Elections, migration, community support and social struggle. Another turn of the screw for Latin America and its people.
Indonesian military suspected of using chemical weapons against West Papuan separatists, reports Australian newspaper
"Villagers are traumatised and very scared. They have fled into the jungle. Christmas should be a time of peace but not a time of fear."
Among the difficulties faced by voters are a ban on all unauthorized motorized public and private transportation and a complete shutdown of mobile Internet service.
Before the project began, one-fifth of the school's students had been absent. Now they're all back in the classroom.
From long-time leaders stepping down to citizens rising up, a cautious hope surges alongside the continuous struggle. Here are our favorite stories from across Africa in 2018.
On December 30, Bangladesh will hold its 11th parliamentary election to determine the 299 elected members of Jatiya Sangsad who will lead the country for the next five years.
Macedonian sex workers took to the streets to demand fair and humane labor practices on the International Day to Stop Violence Against Sex Workers.
Community correspondent Amit reported fearlessly on issues affecting indigenous communities across Jharkhand, India. Two weeks since he was shot dead, his murderers are still at-large.

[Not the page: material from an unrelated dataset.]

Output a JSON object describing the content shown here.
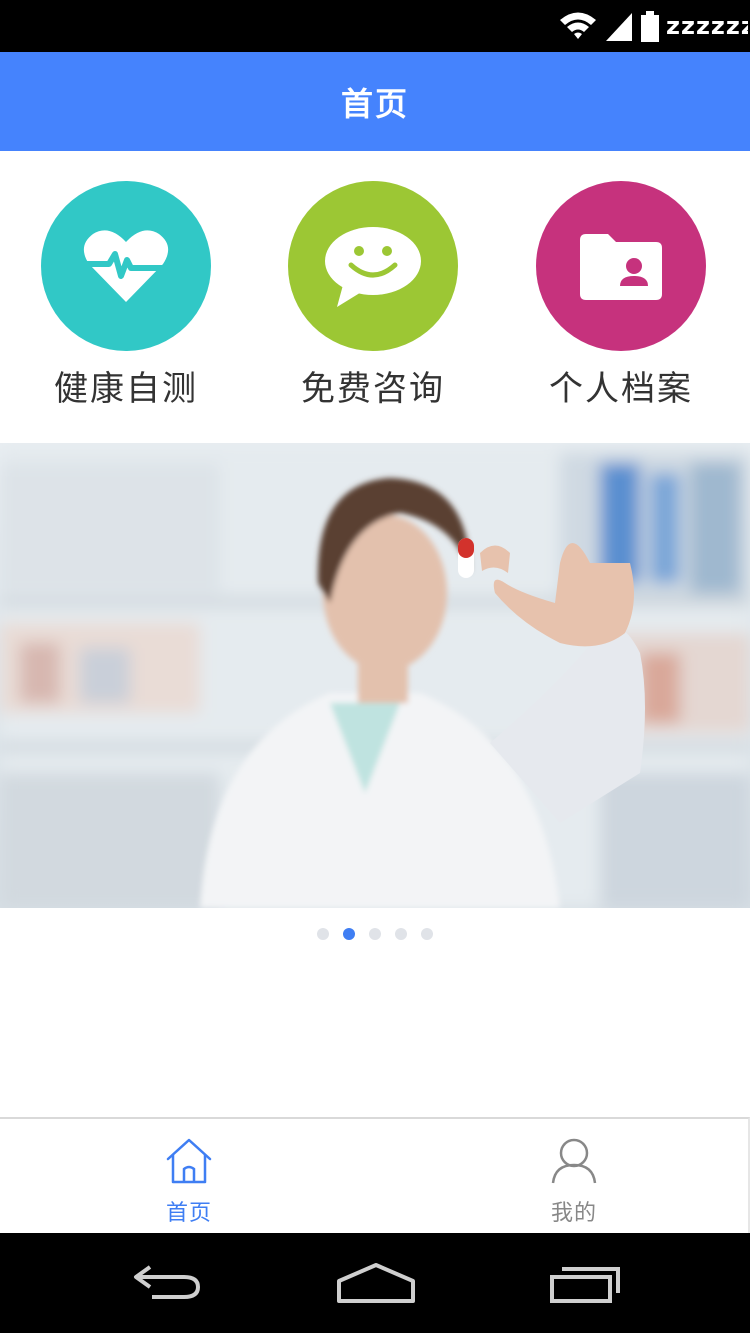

"It is crucial that these communities know that they are not alone in their fight and that other citizens support their cause."
"Great nations ... never try to erase a dark episode out of their history, but instead, show it to the world for everyone to remember and say 'NEVER AGAIN'."
Bangladesh is blocking websites, Sudanese telcos are blocking WhatsApp and Slack is kicking Iranians off the platform, even when they're not in Iran.
João de Deus attracted hundreds of people to his spiritual center every day and once counseled North American TV host Oprah Winfrey.
In Hungary, protests continue at the public broadcast building where opposition MPs were removed by force
Protests continued in the Hungarian capital in front of the public broadcasting service building with opposition MP's ejected for demanding an end to the so-called "slavery law".
This article is based on the story “Hungarians protest against the government in front of Parliament every night” written by Anita Kőműves, with photos by Márk Tremmel and Áron Halász for Atlatszo.hu, Hungary’s first investigative journalism non-profit. It is republished here in edited form through a partnership with Global Voices....
Internet users remain divided over whether or not Google's supposed return to China is a good thing -- or not.
Alaa has been jailed or investigated under every Egyptian head of state who has served during his lifetime.
Protests are estimated to have doubled in size after Serbian president vows "never" to meet demonstrators' demands.
"Suddenly, on Monday, we saw youths from the Chokwe community with Angolan policemen starting to burn the homes of those perceived to be foreigners."
"...I get negative comments on social media, even by women, but I think these comments given to me have helped me grow from a better person to a better designer"
Local media misinformed the public about the scale and scope of the protest, sparking a cascade of online criticism.
Lebanon's Cybercrimes Bureau also asked him to sign a pledge to not speak about the case again, but he refused.